‘Planetarium’ began life in 2012 as a live commission by a Dutch concert hall, for which Nico Muhly, Bryce Dessner, Sufjan Stevens and James McAlister wrote a suite of songs for string quartet and trombone septet about various celestial phenomena, with Stevens providing the lyrics and vocals. Five years on, the performances have been rearranged in the studio, and the result is a little akin to staring up into a planetarium’s dome: bewildering, sporadically beautiful, almost terrifyingly random, and not quite as satisfying as experiencing first hand the thing it’s depicting.

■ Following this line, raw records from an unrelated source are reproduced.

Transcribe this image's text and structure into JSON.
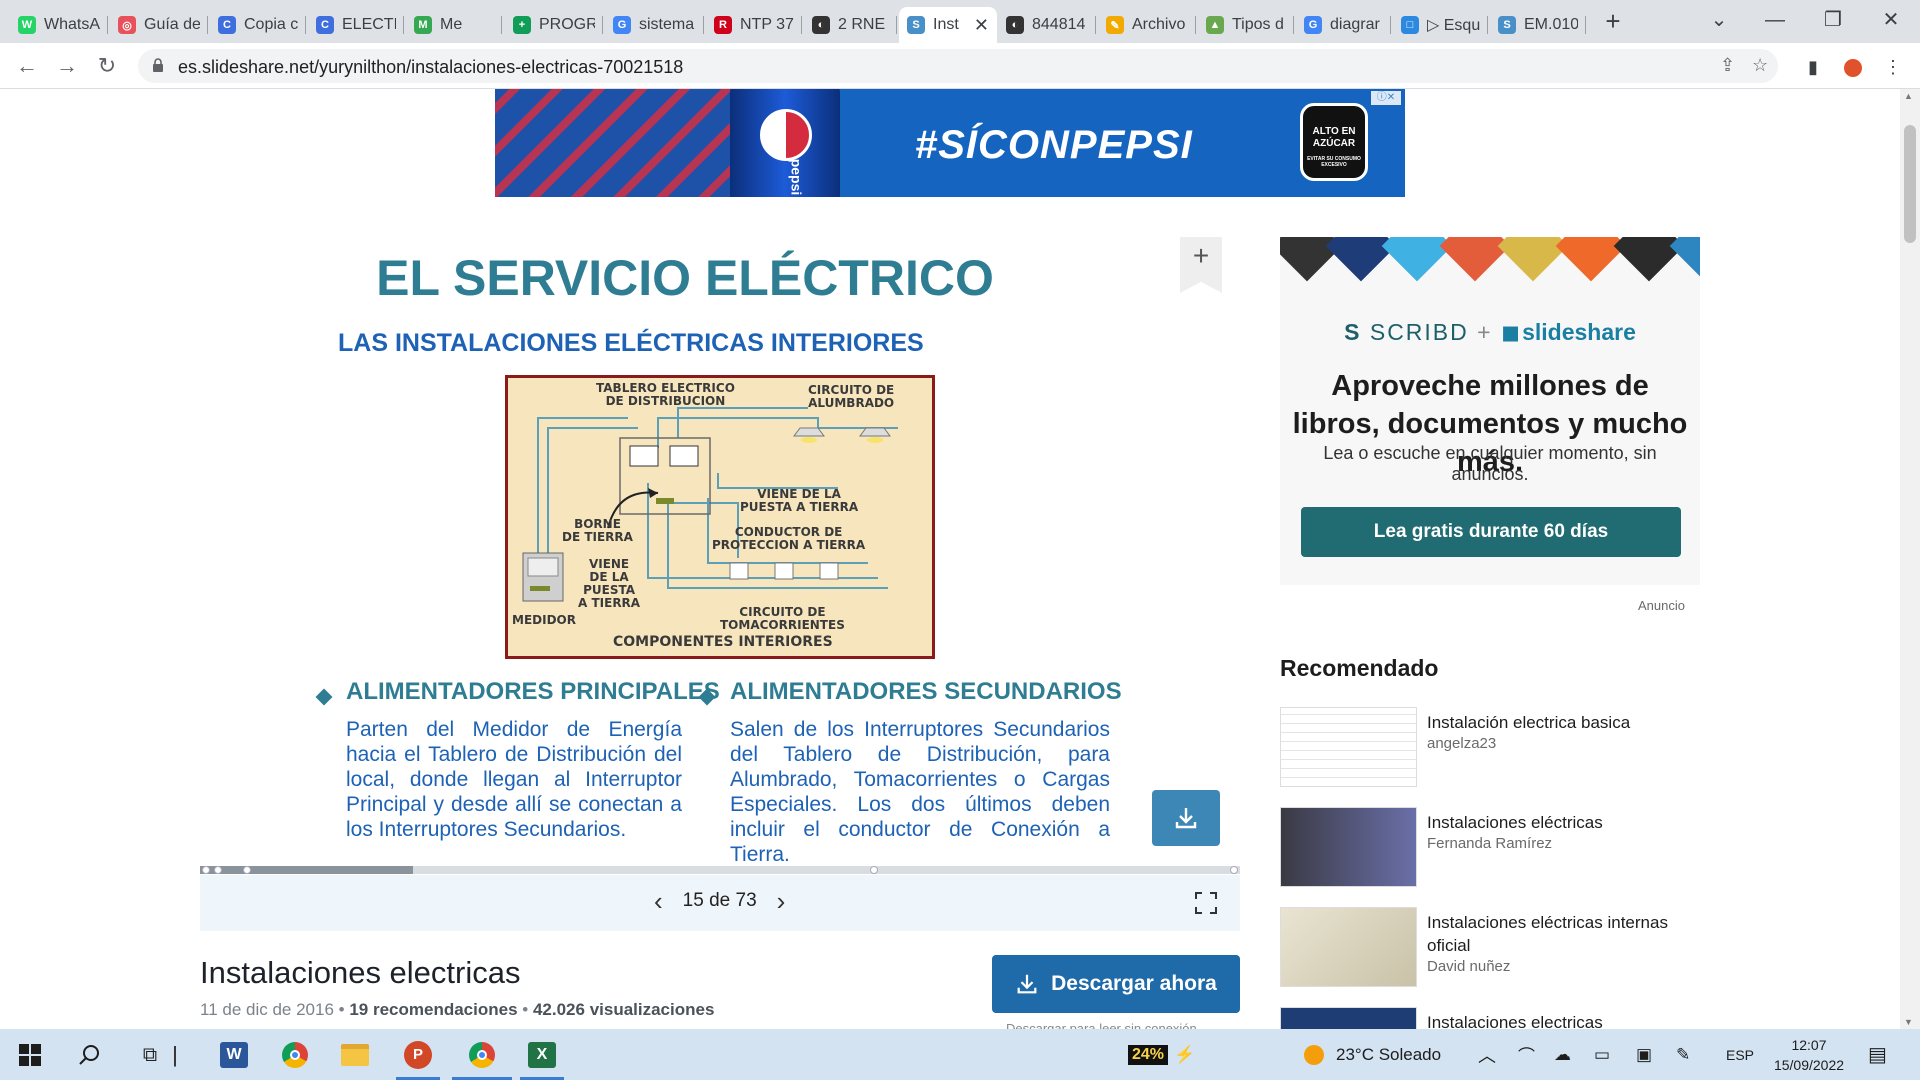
{
  "browser": {
    "tabs": [
      {
        "label": "WhatsA",
        "color": "#25d366",
        "glyph": "W"
      },
      {
        "label": "Guía de",
        "color": "#e8505b",
        "glyph": "◎"
      },
      {
        "label": "Copia c",
        "color": "#3f6fdf",
        "glyph": "C"
      },
      {
        "label": "ELECTR",
        "color": "#3f6fdf",
        "glyph": "C"
      },
      {
        "label": "Me",
        "color": "#34a853",
        "glyph": "M"
      },
      {
        "label": "PROGR",
        "color": "#0f9d58",
        "glyph": "+"
      },
      {
        "label": "sistema",
        "color": "#4285f4",
        "glyph": "G"
      },
      {
        "label": "NTP 37",
        "color": "#d0021b",
        "glyph": "R"
      },
      {
        "label": "2 RNE I",
        "color": "#333333",
        "glyph": "◐"
      },
      {
        "label": "Inst",
        "color": "#4a90c8",
        "glyph": "S",
        "active": true
      },
      {
        "label": "844814",
        "color": "#333333",
        "glyph": "◐"
      },
      {
        "label": "Archivo",
        "color": "#f2a900",
        "glyph": "✎"
      },
      {
        "label": "Tipos d",
        "color": "#6aa84f",
        "glyph": "▲"
      },
      {
        "label": "diagrar",
        "color": "#4285f4",
        "glyph": "G"
      },
      {
        "label": "▷ Esqu",
        "color": "#2b8ae0",
        "glyph": "□"
      },
      {
        "label": "EM.010",
        "color": "#4a90c8",
        "glyph": "S"
      }
    ],
    "url": "es.slideshare.net/yurynilthon/instalaciones-electricas-70021518"
  },
  "ad_top": {
    "tagline": "#SÍCONPEPSI",
    "can_text": "pepsi",
    "warning": "ALTO EN AZÚCAR",
    "warning_small": "EVITAR SU CONSUMO EXCESIVO"
  },
  "slide": {
    "title": "EL SERVICIO ELÉCTRICO",
    "subtitle": "LAS INSTALACIONES ELÉCTRICAS INTERIORES",
    "diagram_labels": {
      "tablero": "TABLERO ELECTRICO\nDE DISTRIBUCION",
      "circuito_alumbrado": "CIRCUITO DE\nALUMBRADO",
      "viene_puesta": "VIENE DE LA\nPUESTA A TIERRA",
      "borne": "BORNE\nDE TIERRA",
      "conductor": "CONDUCTOR DE\nPROTECCION A TIERRA",
      "viene_left": "VIENE\nDE LA\nPUESTA\nA TIERRA",
      "medidor": "MEDIDOR",
      "circuito_toma": "CIRCUITO DE\nTOMACORRIENTES",
      "componentes": "COMPONENTES INTERIORES"
    },
    "col1_heading": "ALIMENTADORES PRINCIPALES",
    "col1_text": "Parten del Medidor de Energía hacia el Tablero de Distribución del local, donde llegan al Interruptor Principal y desde allí se conectan a los Interruptores Secundarios.",
    "col2_heading": "ALIMENTADORES SECUNDARIOS",
    "col2_text": "Salen de los Interruptores Secundarios del Tablero de Distribución, para Alumbrado, Tomacorrientes o Cargas Especiales. Los dos últimos deben incluir el conductor de Conexión a Tierra."
  },
  "viewer": {
    "current_page": 15,
    "total_pages": 73,
    "page_label": "15 de 73",
    "progress_fraction": 0.205
  },
  "document": {
    "title": "Instalaciones electricas",
    "date": "11 de dic de 2016",
    "recommendations": "19 recomendaciones",
    "views": "42.026 visualizaciones",
    "download_label": "Descargar ahora",
    "download_note": "Descargar para leer sin conexión"
  },
  "promo": {
    "brand_left": "SCRIBD",
    "plus": "+",
    "brand_right": "slideshare",
    "heading": "Aproveche millones de libros, documentos y mucho más.",
    "subtext": "Lea o escuche en cualquier momento, sin anuncios.",
    "cta": "Lea gratis durante 60 días",
    "ad_label": "Anuncio"
  },
  "recommended": {
    "heading": "Recomendado",
    "items": [
      {
        "title": "Instalación electrica basica",
        "author": "angelza23"
      },
      {
        "title": "Instalaciones eléctricas",
        "author": "Fernanda Ramírez"
      },
      {
        "title": "Instalaciones eléctricas internas oficial",
        "author": "David nuñez"
      },
      {
        "title": "Instalaciones electricas",
        "author": ""
      }
    ]
  },
  "taskbar": {
    "battery": "24%",
    "weather": "23°C  Soleado",
    "lang": "ESP",
    "time": "12:07",
    "date": "15/09/2022"
  }
}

Given Stevens’ love of a thematic album – his two US states albums are both masterpieces, and ‘Enjoy Your Rabbit’, his song cycle about the Chinese zodiac, is an engrossing experiment – this sort of territory should be a happy hunting ground for him. And when he’s left alone, it broadly is: ‘Planetarium’’s opening and closing songs, ‘Neptune’ and ‘Mercury’, are essentially Stevens solo, and are both gorgeous, rich, poignant and elegant in a way that the intervening pieces unfortunately subjugate. Accordingly, several songs (‘Venus’, ‘Jupiter’, ‘Saturn’) start promisingly but are then bludgeoned by bizarre electronica, and elsewhere the tenderness of Stevens’ melodies is undermined by rather ambient, overlong washes that float by aimlessly. That’s a shame, as somewhere within the theatrics and vast emptiness of ‘Planetarium’, there lies a rather lovely record.